In “Modern Tramway” November 1950, a letter was published from “Transport World “ 5th August 1950 which stated:


‘…. The travelling public of London will miss their trams, which for 80 years have served them well and faithfully.  Nevertheless, even the most hardened tramophile must admit that they have had their day, and if their departure is tinged with a little sadness, then there is consolation that progress cannot be stayed.’




By August 1950, the outlook for trams all over most of the country was a bleak one. Tramway systems were abandoned without recourse to the scope and possibilities of the type of public transport advocated by the L.R.T.L.  The decision to abandon the trams was made upon the advice of managers and consultants. In July 1950, Lord Latham announced “Operation Tramaway”. The abandonment of the trams was to commence in October 1950 and to be completed by October 1952.  In fact, the entire system was withdrawn by 5th July 1952.


The December edition of “Modern Tramway” 1950 reported that London would become an ‘All bus city.’  The London Transport Executive regarded the Light Railway Transport League as a “ bunch of cranks.”

The London Transport Executive stated that the cost of track maintenance was a strong reason for the abandonment of trams and that many roads were too narrow to take them.

Mr ABB.Valentine, one of the five full-time members of the London Transport Executive, stated that buses easily deserve first prize for the relief of traffic congestion.


Therefore the main reasons for tramway abandonment can be summarised as follows:

  1. Road congestion.
  2. Flexibility of the bus.
  3. Environmental aesthetics, such as overhead wires.
  4. Economic/Financial – costof replacing tracks and vehicles. (The cost of the new buses was not taken into consideration.)
  5. Cheap petrol and diesel fuel.
  6. Road safety – very often, passengers had to board tramsin the middle of the road.


Regarding the demise of the tram, “Modern Tramway” July 1950, stated that:


‘Tramways have not failed – it is the regulations governing their use which have caused them to fail.’


In a personal statement, Mr. J.W. Fowler, the chairman of the L.R.T.L., said:


“ July 5th 1952 was the blackest day in the transport history of London.”


Mr. Fowler thanked the members who rallied around the original cause.  The attempt to save London trams had failed, but the efforts were worthwhile.  Mr. Fowler referred to the 1870 Tramways Act and the Royal Commission Report of 1930.  Both these documents had been damning to trams.

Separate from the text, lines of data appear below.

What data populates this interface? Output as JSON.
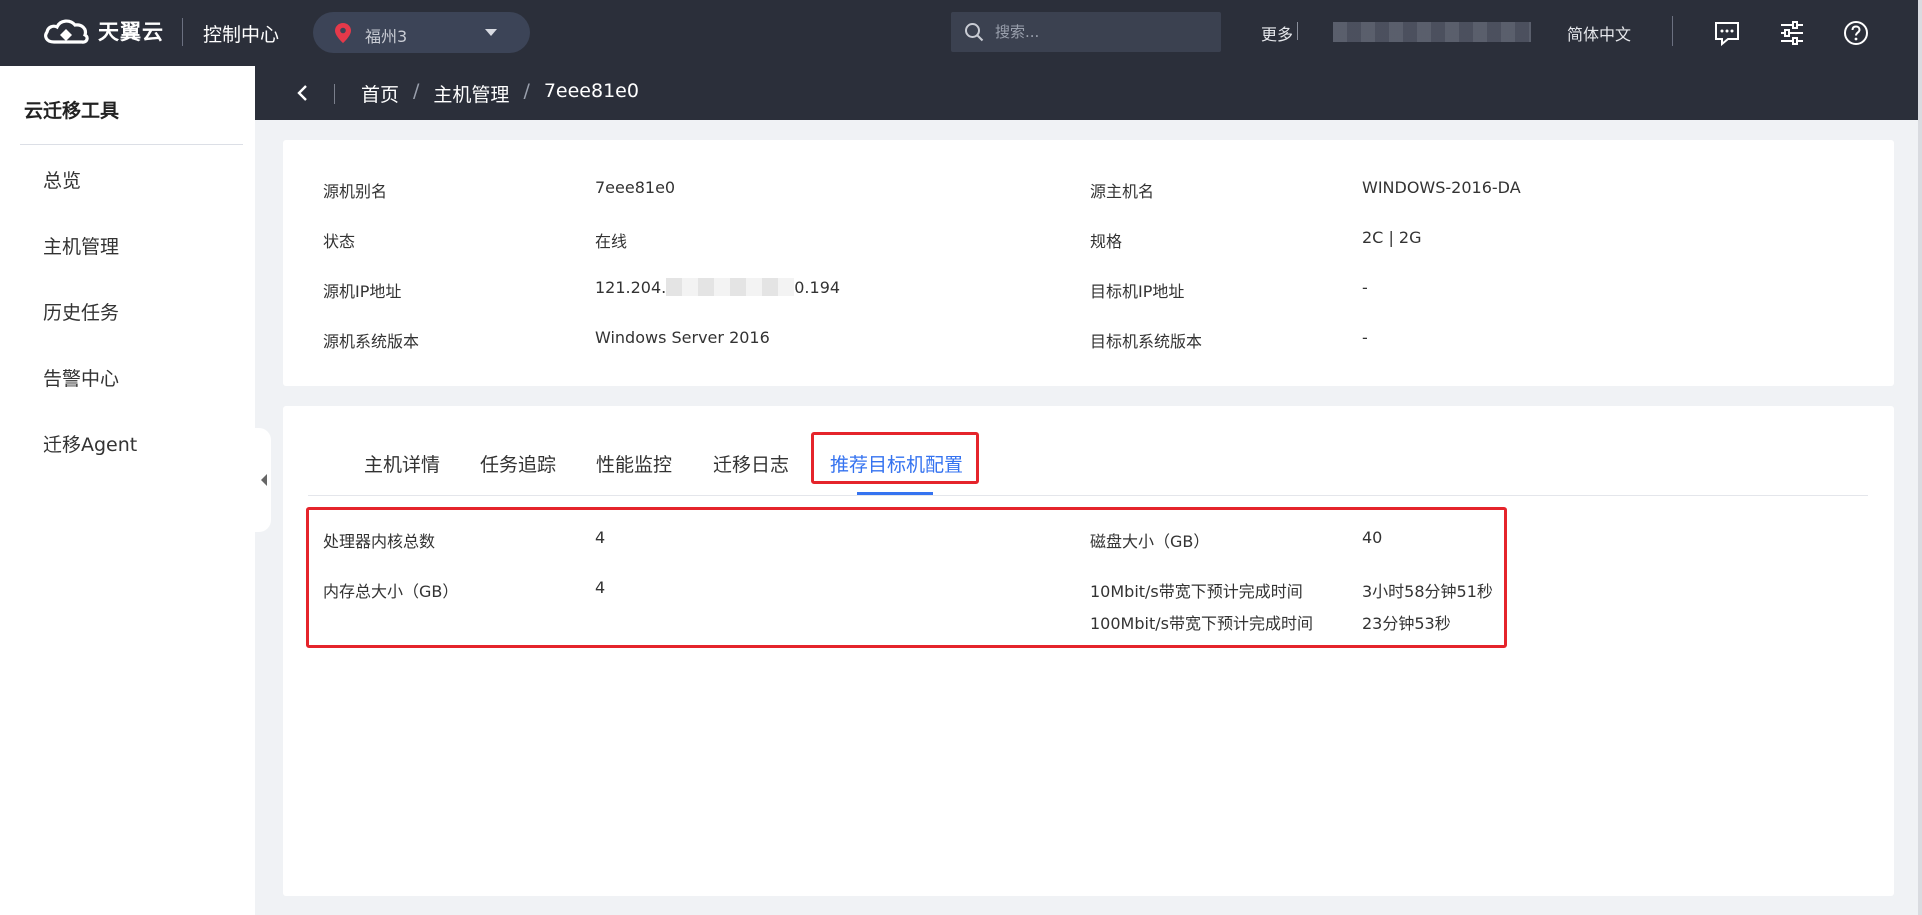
{
  "topbar": {
    "brand": "天翼云",
    "console": "控制中心",
    "region": "福州3",
    "search_placeholder": "搜索...",
    "more": "更多",
    "language": "简体中文"
  },
  "breadcrumb": {
    "home": "首页",
    "host_mgmt": "主机管理",
    "current": "7eee81e0",
    "separator": "/"
  },
  "sidebar": {
    "title": "云迁移工具",
    "items": [
      {
        "label": "总览"
      },
      {
        "label": "主机管理"
      },
      {
        "label": "历史任务"
      },
      {
        "label": "告警中心"
      },
      {
        "label": "迁移Agent"
      }
    ]
  },
  "host_info": {
    "alias_label": "源机别名",
    "alias": "7eee81e0",
    "hostname_label": "源主机名",
    "hostname": "WINDOWS-2016-DA",
    "status_label": "状态",
    "status": "在线",
    "spec_label": "规格",
    "spec": "2C | 2G",
    "src_ip_label": "源机IP地址",
    "src_ip_prefix": "121.204.",
    "src_ip_suffix": "0.194",
    "dst_ip_label": "目标机IP地址",
    "dst_ip": "-",
    "src_os_label": "源机系统版本",
    "src_os": "Windows Server 2016",
    "dst_os_label": "目标机系统版本",
    "dst_os": "-"
  },
  "tabs": [
    {
      "label": "主机详情"
    },
    {
      "label": "任务追踪"
    },
    {
      "label": "性能监控"
    },
    {
      "label": "迁移日志"
    },
    {
      "label": "推荐目标机配置",
      "active": true
    }
  ],
  "recommend": {
    "cpu_label": "处理器内核总数",
    "cpu": "4",
    "disk_label": "磁盘大小（GB）",
    "disk": "40",
    "mem_label": "内存总大小（GB）",
    "mem": "4",
    "time10_label": "10Mbit/s带宽下预计完成时间",
    "time10": "3小时58分钟51秒",
    "time100_label": "100Mbit/s带宽下预计完成时间",
    "time100": "23分钟53秒"
  },
  "colors": {
    "topbar": "#2b2f3a",
    "accent": "#3573f0",
    "highlight": "#e5242b"
  }
}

The 1870 Act stated that the local authorities had to maintain the road between the track and 18 inches of road either side of the track.  The Royal Commission did not recommend that the tramway operators be relieved of this operation.  The Commission recommended that no new tramways be constructed and that although no definite time limit be laid down the trams would gradually disappear and give way to other forms of transport of equal capacity without the disadvantage of the tram These recommendations were doom for the tram.


The L.P.T.B. originally did not want to abandon the trams: it was a change of mind on the part of the Board and nothing else.

It seemed at one time that London Transport wanted to replace the trams still surviving after the war with trolleybuses the same as almost all the pre-war abandonments of the tram, but did not have the courage to say so outright.  The whole tramway abandonment scheme was a political contrivance on the part of London Transport, who would not countenance any form of suggestion or compromise More than fifty years later, it can be seen how wrong and misguided they were.